Only the count is expected: the number of lines below that contain "icon".

(Dataset rows describing interfaces)
=-=-=-=-=

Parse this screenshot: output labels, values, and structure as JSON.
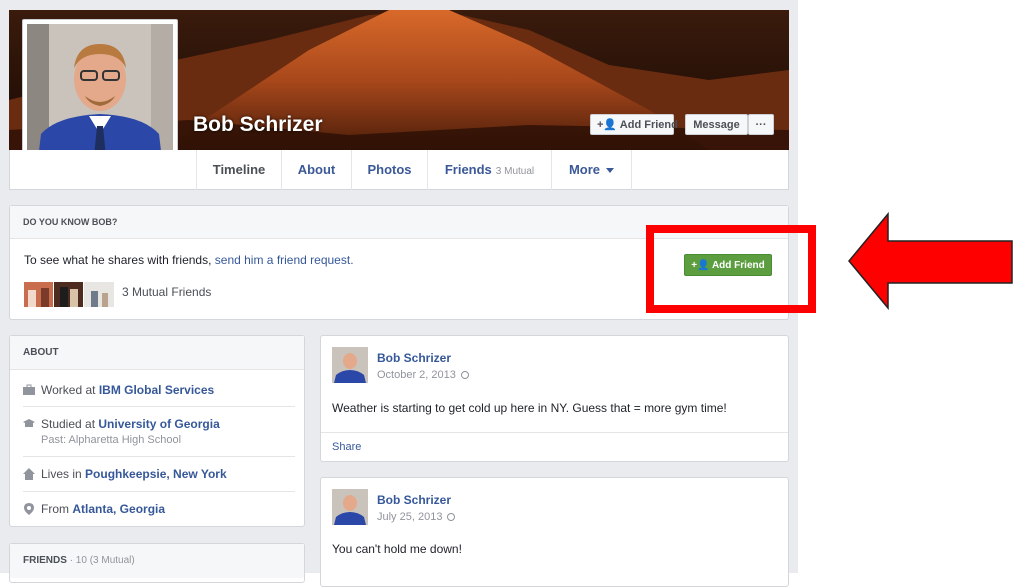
{
  "profile": {
    "name": "Bob Schrizer",
    "add_friend": "Add Friend",
    "message": "Message",
    "more_dots": "···"
  },
  "nav": {
    "tabs": [
      {
        "label": "Timeline"
      },
      {
        "label": "About"
      },
      {
        "label": "Photos"
      },
      {
        "label": "Friends",
        "sub": "3 Mutual"
      },
      {
        "label": "More"
      }
    ]
  },
  "know": {
    "heading": "DO YOU KNOW BOB?",
    "text": "To see what he shares with friends,",
    "link": "send him a friend request.",
    "mutual": "3 Mutual Friends",
    "button": "Add Friend"
  },
  "about": {
    "heading": "ABOUT",
    "items": [
      {
        "icon": "briefcase-icon",
        "prefix": "Worked at",
        "value": "IBM Global Services"
      },
      {
        "icon": "graduation-cap-icon",
        "prefix": "Studied at",
        "value": "University of Georgia",
        "sub": "Past: Alpharetta High School"
      },
      {
        "icon": "home-icon",
        "prefix": "Lives in",
        "value": "Poughkeepsie, New York"
      },
      {
        "icon": "location-pin-icon",
        "prefix": "From",
        "value": "Atlanta, Georgia"
      }
    ]
  },
  "friends": {
    "heading": "FRIENDS",
    "count": "· 10 (3 Mutual)"
  },
  "posts": [
    {
      "author": "Bob Schrizer",
      "date": "October 2, 2013",
      "text": "Weather is starting to get cold up here in NY. Guess that = more gym time!",
      "share": "Share"
    },
    {
      "author": "Bob Schrizer",
      "date": "July 25, 2013",
      "text": "You can't hold me down!"
    }
  ],
  "colors": {
    "brand_link": "#365899",
    "green_button": "#5b9d3f",
    "highlight_red": "#ff0000",
    "page_bg": "#e9ebee"
  }
}
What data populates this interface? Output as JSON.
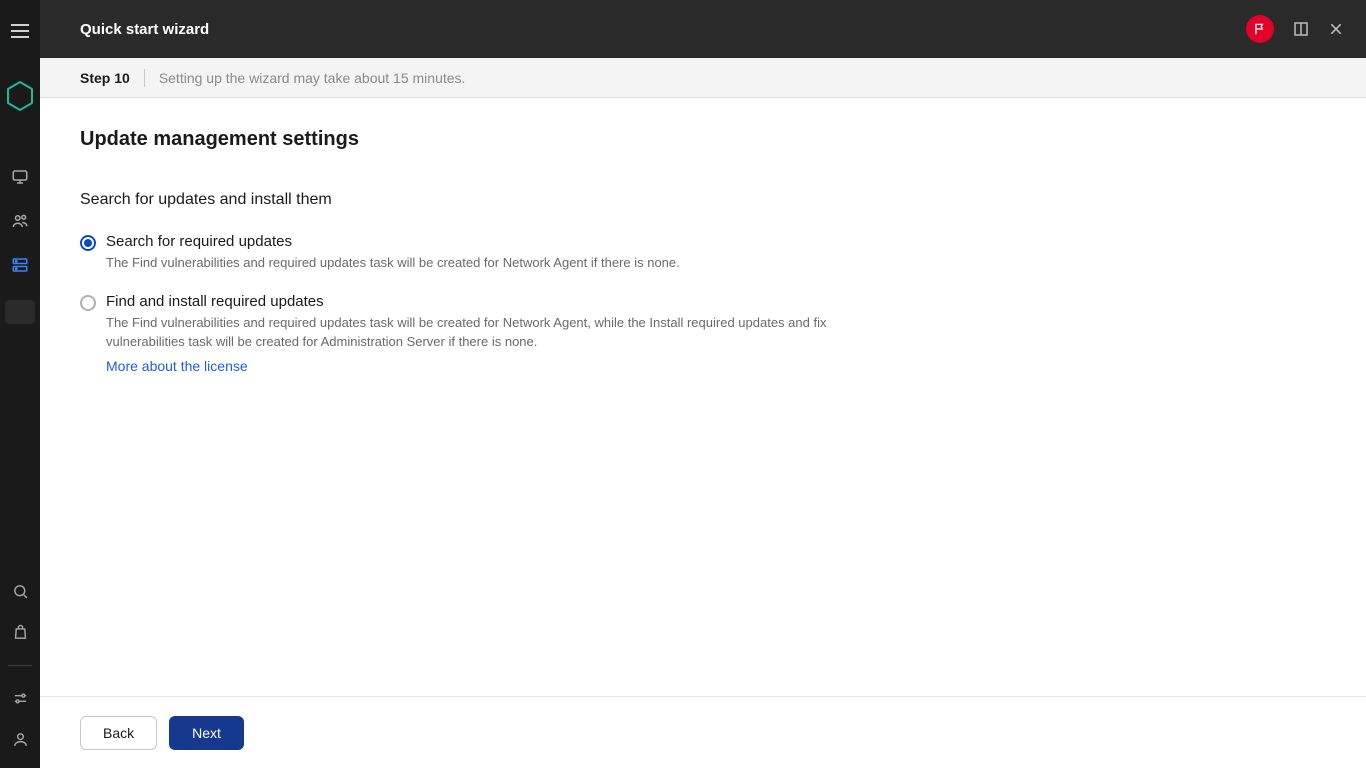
{
  "header": {
    "title": "Quick start wizard"
  },
  "step": {
    "label": "Step 10",
    "hint": "Setting up the wizard may take about 15 minutes."
  },
  "page": {
    "heading": "Update management settings",
    "subheading": "Search for updates and install them"
  },
  "options": [
    {
      "title": "Search for required updates",
      "description": "The Find vulnerabilities and required updates task will be created for Network Agent if there is none.",
      "selected": true
    },
    {
      "title": "Find and install required updates",
      "description": "The Find vulnerabilities and required updates task will be created for Network Agent, while the Install required updates and fix vulnerabilities task will be created for Administration Server if there is none.",
      "selected": false,
      "link": "More about the license"
    }
  ],
  "footer": {
    "back": "Back",
    "next": "Next"
  }
}
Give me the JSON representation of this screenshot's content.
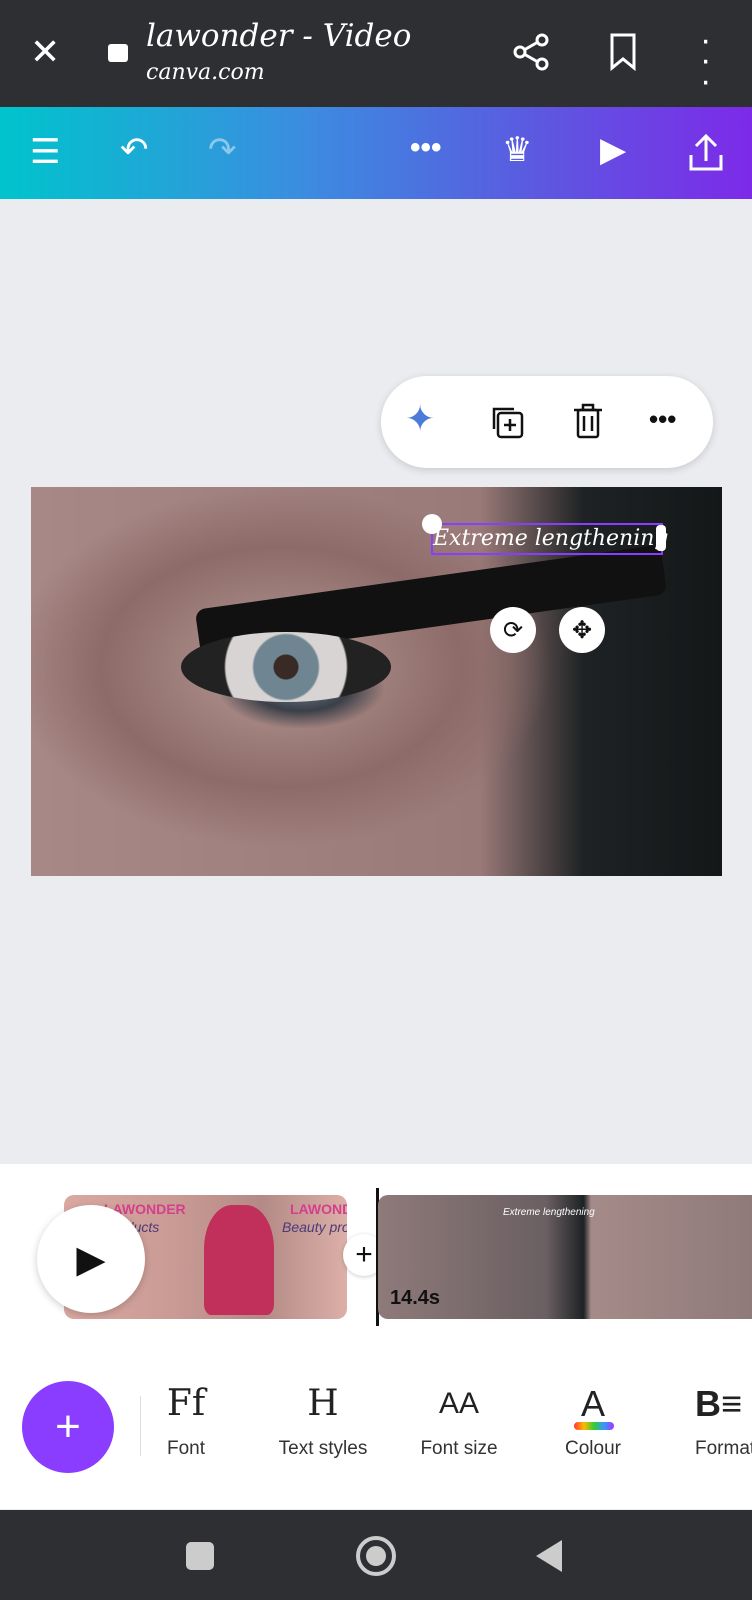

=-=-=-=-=

● **Written answer**: 4